If a line in the data holds the string "notifications", list it.

Excerpts from an interface dataset:

····················

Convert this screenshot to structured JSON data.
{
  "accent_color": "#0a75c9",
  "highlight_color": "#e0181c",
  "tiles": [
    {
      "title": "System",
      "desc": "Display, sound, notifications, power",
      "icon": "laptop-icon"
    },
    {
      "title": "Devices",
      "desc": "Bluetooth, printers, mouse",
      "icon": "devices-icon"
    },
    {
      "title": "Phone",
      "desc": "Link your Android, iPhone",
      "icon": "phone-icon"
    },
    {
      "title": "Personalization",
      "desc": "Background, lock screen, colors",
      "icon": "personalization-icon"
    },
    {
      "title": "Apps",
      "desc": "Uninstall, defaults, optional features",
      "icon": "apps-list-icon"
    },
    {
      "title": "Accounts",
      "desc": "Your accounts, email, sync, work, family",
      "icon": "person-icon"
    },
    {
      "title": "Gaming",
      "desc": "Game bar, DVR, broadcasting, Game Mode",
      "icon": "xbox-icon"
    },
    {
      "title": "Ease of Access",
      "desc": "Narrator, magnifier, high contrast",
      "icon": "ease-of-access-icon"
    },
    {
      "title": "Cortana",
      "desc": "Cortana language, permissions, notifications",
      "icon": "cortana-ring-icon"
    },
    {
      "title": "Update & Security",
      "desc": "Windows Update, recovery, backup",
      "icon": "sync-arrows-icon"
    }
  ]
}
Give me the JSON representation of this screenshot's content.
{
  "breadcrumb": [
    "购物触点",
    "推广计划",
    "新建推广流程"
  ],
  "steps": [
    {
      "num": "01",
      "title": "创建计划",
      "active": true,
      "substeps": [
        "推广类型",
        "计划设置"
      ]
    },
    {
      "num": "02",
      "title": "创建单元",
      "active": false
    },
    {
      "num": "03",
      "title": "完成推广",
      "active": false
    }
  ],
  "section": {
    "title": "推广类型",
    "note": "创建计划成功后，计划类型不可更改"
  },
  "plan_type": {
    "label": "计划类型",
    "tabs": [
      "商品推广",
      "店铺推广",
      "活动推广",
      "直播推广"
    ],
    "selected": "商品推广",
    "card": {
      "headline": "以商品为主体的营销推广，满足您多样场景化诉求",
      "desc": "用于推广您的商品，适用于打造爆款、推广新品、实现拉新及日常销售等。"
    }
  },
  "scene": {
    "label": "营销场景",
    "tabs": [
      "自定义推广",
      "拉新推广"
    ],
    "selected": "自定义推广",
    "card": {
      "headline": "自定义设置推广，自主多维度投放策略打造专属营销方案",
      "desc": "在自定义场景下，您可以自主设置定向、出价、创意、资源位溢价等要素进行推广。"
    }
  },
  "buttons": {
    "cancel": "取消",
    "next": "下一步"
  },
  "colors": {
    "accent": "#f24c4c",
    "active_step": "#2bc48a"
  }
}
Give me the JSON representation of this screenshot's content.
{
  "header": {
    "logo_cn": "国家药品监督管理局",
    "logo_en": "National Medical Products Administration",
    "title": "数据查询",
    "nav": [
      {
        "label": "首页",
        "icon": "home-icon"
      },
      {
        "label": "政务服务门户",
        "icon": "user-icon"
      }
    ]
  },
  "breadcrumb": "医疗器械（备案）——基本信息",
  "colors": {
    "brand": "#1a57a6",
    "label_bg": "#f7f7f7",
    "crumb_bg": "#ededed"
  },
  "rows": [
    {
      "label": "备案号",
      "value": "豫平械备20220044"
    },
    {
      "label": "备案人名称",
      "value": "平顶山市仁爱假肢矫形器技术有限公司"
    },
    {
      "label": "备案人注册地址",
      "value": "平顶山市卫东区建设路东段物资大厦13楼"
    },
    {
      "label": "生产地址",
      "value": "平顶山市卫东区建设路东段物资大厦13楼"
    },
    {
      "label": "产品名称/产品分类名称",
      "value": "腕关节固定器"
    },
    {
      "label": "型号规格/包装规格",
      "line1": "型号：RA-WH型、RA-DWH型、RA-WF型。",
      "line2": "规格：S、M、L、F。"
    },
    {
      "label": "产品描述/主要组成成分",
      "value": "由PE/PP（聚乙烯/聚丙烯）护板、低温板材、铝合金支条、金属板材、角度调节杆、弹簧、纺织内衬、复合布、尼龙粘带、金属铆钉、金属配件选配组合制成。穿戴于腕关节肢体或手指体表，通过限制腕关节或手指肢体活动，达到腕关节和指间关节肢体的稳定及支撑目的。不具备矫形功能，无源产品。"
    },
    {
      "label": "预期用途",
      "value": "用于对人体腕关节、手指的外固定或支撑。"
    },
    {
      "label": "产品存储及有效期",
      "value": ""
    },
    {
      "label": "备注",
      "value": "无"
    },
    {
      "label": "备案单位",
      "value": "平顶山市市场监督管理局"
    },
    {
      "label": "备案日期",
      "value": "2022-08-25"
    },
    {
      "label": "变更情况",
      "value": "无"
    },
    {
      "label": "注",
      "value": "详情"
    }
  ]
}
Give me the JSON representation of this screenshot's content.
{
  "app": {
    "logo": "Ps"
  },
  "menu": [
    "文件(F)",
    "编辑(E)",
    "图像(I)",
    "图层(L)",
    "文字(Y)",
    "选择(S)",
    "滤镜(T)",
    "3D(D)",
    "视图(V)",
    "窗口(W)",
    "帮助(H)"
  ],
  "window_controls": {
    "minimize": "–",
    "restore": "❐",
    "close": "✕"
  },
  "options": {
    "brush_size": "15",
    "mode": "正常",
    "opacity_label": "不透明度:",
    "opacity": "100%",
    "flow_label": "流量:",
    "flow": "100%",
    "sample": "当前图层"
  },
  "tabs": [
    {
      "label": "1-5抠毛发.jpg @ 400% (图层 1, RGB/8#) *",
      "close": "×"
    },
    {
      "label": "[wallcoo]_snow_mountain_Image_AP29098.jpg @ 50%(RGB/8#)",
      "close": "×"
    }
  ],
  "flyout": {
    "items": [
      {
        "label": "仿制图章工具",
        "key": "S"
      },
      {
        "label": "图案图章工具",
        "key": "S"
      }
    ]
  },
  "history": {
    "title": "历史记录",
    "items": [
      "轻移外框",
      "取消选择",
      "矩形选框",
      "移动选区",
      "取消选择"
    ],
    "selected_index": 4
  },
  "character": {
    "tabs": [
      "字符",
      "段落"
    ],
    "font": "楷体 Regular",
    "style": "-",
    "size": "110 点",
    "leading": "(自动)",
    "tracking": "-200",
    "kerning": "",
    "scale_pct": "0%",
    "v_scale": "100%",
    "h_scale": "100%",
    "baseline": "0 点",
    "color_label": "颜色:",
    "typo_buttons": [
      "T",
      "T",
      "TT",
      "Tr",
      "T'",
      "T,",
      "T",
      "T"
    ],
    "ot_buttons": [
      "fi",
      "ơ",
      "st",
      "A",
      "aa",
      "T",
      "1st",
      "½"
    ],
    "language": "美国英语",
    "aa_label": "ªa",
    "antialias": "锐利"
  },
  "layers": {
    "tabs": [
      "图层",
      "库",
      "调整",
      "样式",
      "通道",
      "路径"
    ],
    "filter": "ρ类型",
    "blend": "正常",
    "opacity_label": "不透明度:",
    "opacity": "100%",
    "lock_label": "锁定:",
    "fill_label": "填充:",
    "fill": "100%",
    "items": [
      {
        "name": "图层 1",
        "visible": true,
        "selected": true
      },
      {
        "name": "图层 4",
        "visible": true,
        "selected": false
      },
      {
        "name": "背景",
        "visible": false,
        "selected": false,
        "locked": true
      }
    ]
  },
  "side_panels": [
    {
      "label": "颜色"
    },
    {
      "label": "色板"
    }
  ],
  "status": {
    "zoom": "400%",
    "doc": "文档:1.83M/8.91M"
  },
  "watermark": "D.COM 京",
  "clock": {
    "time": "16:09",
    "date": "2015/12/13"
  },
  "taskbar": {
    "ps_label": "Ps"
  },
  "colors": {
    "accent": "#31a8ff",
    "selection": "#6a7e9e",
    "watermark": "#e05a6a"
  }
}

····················

▶ _COMPLETED EXERCISE_
      "desc": "Display, sound, notifications, power",
      "desc": "Cortana language, permissions, notifications",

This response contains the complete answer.